**Instructions for the task**
Give back every record exactly as written.

*** Stored data Section Begins ***

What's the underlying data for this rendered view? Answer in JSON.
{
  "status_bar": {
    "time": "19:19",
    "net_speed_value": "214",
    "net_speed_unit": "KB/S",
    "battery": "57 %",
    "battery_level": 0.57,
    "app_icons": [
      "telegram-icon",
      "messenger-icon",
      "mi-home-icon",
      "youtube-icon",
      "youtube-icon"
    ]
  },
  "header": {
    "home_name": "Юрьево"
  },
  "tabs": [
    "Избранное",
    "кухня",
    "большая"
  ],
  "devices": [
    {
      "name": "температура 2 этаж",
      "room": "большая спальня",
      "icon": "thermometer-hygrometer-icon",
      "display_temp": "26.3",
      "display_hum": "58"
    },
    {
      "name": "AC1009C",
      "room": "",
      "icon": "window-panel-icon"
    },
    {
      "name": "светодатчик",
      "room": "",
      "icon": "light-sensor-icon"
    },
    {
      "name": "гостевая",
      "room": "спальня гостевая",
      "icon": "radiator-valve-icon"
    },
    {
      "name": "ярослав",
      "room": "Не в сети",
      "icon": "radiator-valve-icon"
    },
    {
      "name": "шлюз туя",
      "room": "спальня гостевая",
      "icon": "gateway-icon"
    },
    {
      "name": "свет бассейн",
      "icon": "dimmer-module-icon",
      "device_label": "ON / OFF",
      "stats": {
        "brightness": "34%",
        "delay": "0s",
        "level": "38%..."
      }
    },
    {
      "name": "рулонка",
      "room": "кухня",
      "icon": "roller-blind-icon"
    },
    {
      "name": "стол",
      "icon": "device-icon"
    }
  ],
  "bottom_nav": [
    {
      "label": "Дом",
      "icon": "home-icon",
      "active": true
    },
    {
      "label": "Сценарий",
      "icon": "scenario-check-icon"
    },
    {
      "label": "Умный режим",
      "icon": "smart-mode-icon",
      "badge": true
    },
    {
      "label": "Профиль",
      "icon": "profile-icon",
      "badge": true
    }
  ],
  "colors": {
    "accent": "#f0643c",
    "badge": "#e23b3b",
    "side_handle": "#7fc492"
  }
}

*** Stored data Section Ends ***

**Solution to this problem**
What's the underlying data for this rendered view? Answer in JSON.
{
  "status_bar": {
    "time": "19:19",
    "net_speed_value": "214",
    "net_speed_unit": "KB/S",
    "battery": "57 %",
    "battery_level": 0.57,
    "app_icons": [
      "telegram-icon",
      "messenger-icon",
      "mi-home-icon",
      "youtube-icon",
      "youtube-icon"
    ]
  },
  "header": {
    "home_name": "Юрьево"
  },
  "tabs": [
    "Избранное",
    "кухня",
    "большая"
  ],
  "devices": [
    {
      "name": "температура 2 этаж",
      "room": "большая спальня",
      "icon": "thermometer-hygrometer-icon",
      "display_temp": "26.3",
      "display_hum": "58"
    },
    {
      "name": "AC1009C",
      "room": "",
      "icon": "window-panel-icon"
    },
    {
      "name": "светодатчик",
      "room": "",
      "icon": "light-sensor-icon"
    },
    {
      "name": "гостевая",
      "room": "спальня гостевая",
      "icon": "radiator-valve-icon"
    },
    {
      "name": "ярослав",
      "room": "Не в сети",
      "icon": "radiator-valve-icon"
    },
    {
      "name": "шлюз туя",
      "room": "спальня гостевая",
      "icon": "gateway-icon"
    },
    {
      "name": "свет бассейн",
      "icon": "dimmer-module-icon",
      "device_label": "ON / OFF",
      "stats": {
        "brightness": "34%",
        "delay": "0s",
        "level": "38%..."
      }
    },
    {
      "name": "рулонка",
      "room": "кухня",
      "icon": "roller-blind-icon"
    },
    {
      "name": "стол",
      "icon": "device-icon"
    }
  ],
  "bottom_nav": [
    {
      "label": "Дом",
      "icon": "home-icon",
      "active": true
    },
    {
      "label": "Сценарий",
      "icon": "scenario-check-icon"
    },
    {
      "label": "Умный режим",
      "icon": "smart-mode-icon",
      "badge": true
    },
    {
      "label": "Профиль",
      "icon": "profile-icon",
      "badge": true
    }
  ],
  "colors": {
    "accent": "#f0643c",
    "badge": "#e23b3b",
    "side_handle": "#7fc492"
  }
}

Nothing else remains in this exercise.